Lately a NASA-funded study reveals that prolonged exposure to Cosmic Radiation will be putting the astronauts at a high risk of developing stomach tumours; Colon. Travelling to long distances in the space could destroy the guts of astronauts, as per a major new study by NASA-funded. Researchers from the University of Georgetown that the radiation astronauts will be experiencing during the long voyages might massively damage the GI-Gastrointestinal system. In the near future Astronauts travelling to Mars could go through a severe stomach problem, this study reveals.
Dr. Kamal Dutta who led the study stated that with the latest shielding technology, it could be quite difficult in protecting the astronauts from the adverse effects of the hefty ion radiation. However, there might be a way out of using medications to counter such effects, which no agents have developed yet. Heavy ions such as; silicon and iron are damaging because they have greater mass compared to the non-mass photons like; x-rays and the gamma rays endemic on planet earth and also the low mass protons in the outer space, as the study stated by senior investigator; Dr. Kamal. Whilst short trips such as astronauts travelling to the Moon, may not have much exposure causing this level of damage, but the real concern is lasting injury from such long term trip like; that in Mars or some other missions in deep space that would be much longer.
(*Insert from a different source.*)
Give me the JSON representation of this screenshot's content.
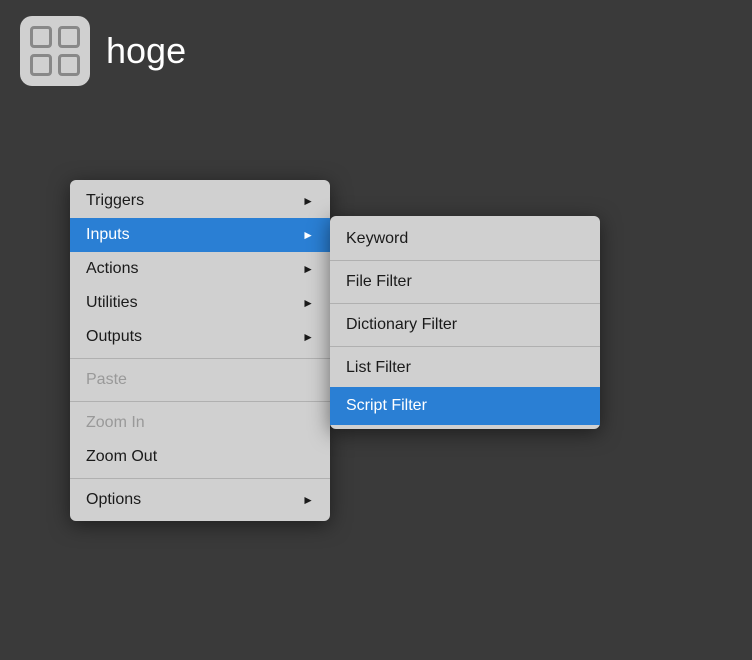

The GI is always in a continuous plight of self-renewal and replacement, since its cell continually change. The top layer of it is replaced after every three to five days as new cells shift to take place of the older cells. Any disturbance occurred in this replacement mechanism leads to a malfunctioning of physiologic processes like nutrient absorption and begins with pathologic process like; cancer; as stated by the director of NASA; Albert Fornace Jr. In a study performed the mice received heavy ions like those that were experienced in the outer space, whilst some had exposure to gamma rays, and the same might be the case in human bodies.